--- WHAT TO DO ---
Could you find every line in the records below that contains the word "vertex" and copy it?
────────
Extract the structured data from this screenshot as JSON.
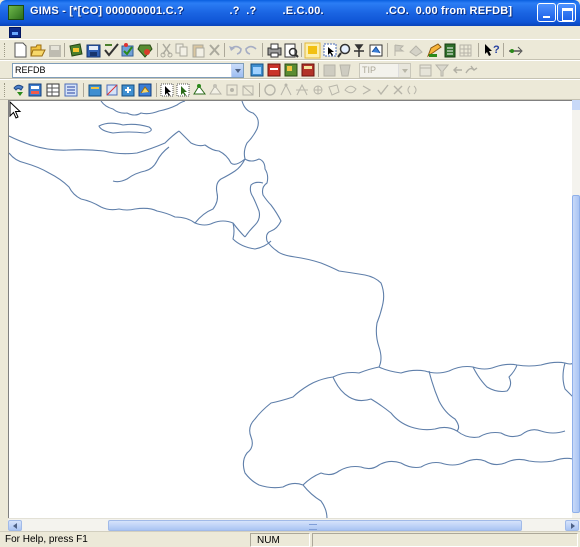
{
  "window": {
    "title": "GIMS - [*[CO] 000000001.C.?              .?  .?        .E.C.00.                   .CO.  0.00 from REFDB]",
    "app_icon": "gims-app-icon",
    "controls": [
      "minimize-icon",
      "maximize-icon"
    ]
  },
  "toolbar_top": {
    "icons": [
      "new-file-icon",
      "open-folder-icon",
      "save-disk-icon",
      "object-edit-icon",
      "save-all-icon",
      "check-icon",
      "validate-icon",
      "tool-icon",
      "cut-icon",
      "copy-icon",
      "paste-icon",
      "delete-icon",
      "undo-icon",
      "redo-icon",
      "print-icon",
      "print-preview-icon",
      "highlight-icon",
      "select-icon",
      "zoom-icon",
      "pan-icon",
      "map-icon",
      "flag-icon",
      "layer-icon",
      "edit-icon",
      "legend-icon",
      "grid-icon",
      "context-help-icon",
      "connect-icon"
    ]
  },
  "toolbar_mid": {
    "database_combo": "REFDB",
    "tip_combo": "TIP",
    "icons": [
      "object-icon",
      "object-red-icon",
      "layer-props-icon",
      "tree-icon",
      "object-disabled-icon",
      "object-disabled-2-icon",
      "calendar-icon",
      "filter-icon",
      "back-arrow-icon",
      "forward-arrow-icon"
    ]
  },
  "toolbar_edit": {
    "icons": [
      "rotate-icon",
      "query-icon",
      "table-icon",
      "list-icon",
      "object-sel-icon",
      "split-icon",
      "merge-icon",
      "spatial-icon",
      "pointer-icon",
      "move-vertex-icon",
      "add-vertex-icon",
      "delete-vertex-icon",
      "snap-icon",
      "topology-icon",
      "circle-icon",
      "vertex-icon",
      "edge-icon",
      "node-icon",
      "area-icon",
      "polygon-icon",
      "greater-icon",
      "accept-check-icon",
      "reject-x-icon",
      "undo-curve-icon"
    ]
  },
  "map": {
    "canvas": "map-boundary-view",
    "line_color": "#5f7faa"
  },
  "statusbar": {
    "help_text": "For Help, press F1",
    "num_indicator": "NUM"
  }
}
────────
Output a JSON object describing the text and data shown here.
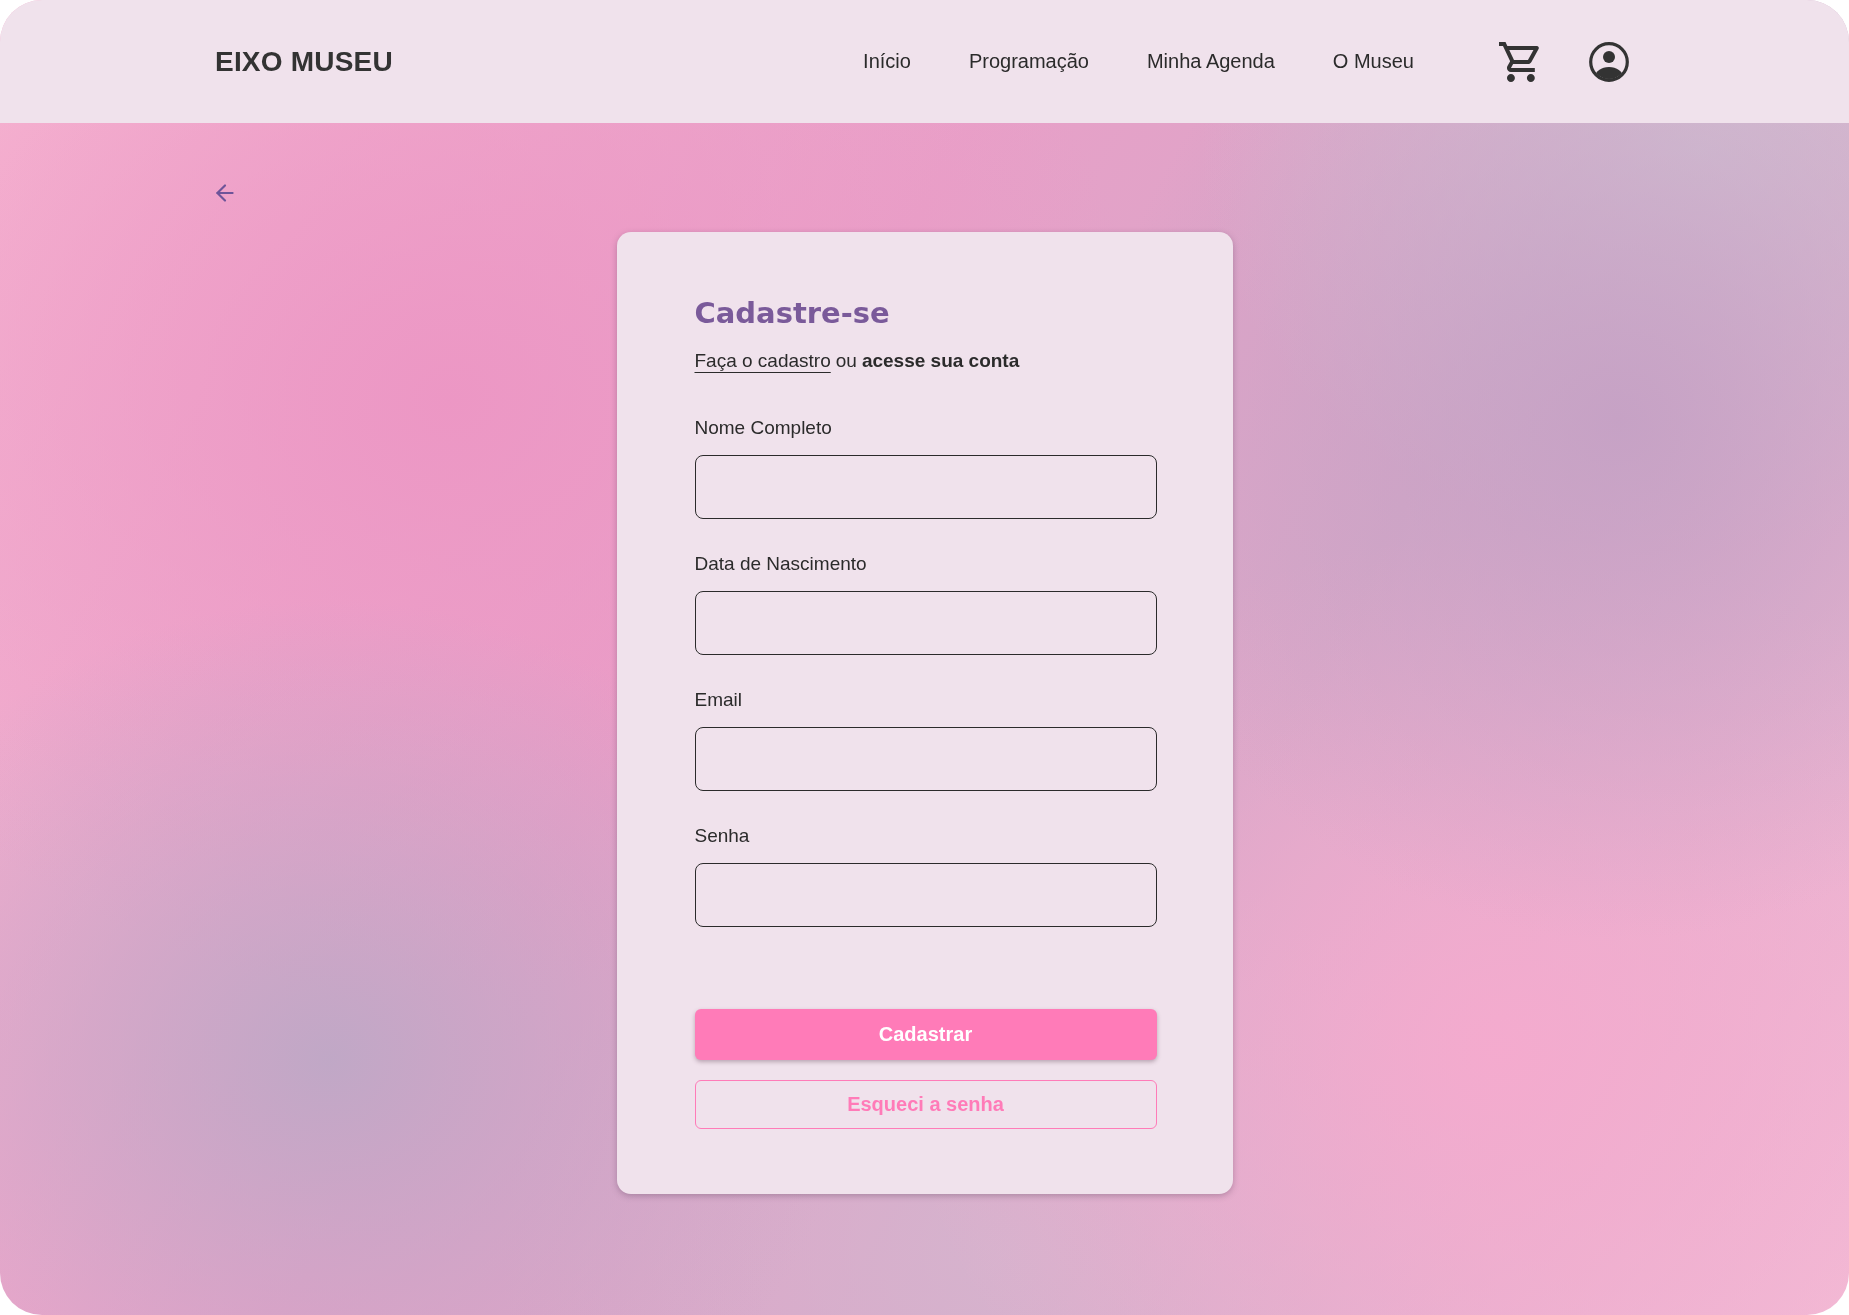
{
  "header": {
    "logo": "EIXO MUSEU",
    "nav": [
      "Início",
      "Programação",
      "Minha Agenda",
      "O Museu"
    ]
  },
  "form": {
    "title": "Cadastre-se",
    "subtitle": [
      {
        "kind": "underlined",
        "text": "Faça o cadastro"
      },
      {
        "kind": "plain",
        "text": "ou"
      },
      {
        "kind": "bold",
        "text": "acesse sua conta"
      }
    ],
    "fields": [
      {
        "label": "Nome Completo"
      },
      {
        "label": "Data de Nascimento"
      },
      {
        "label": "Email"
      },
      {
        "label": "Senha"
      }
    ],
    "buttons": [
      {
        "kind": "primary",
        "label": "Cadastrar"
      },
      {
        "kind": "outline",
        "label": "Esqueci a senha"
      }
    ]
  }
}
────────
--- REPLY ---
      "move-vertex-icon",
      "add-vertex-icon",
      "delete-vertex-icon",
      "vertex-icon",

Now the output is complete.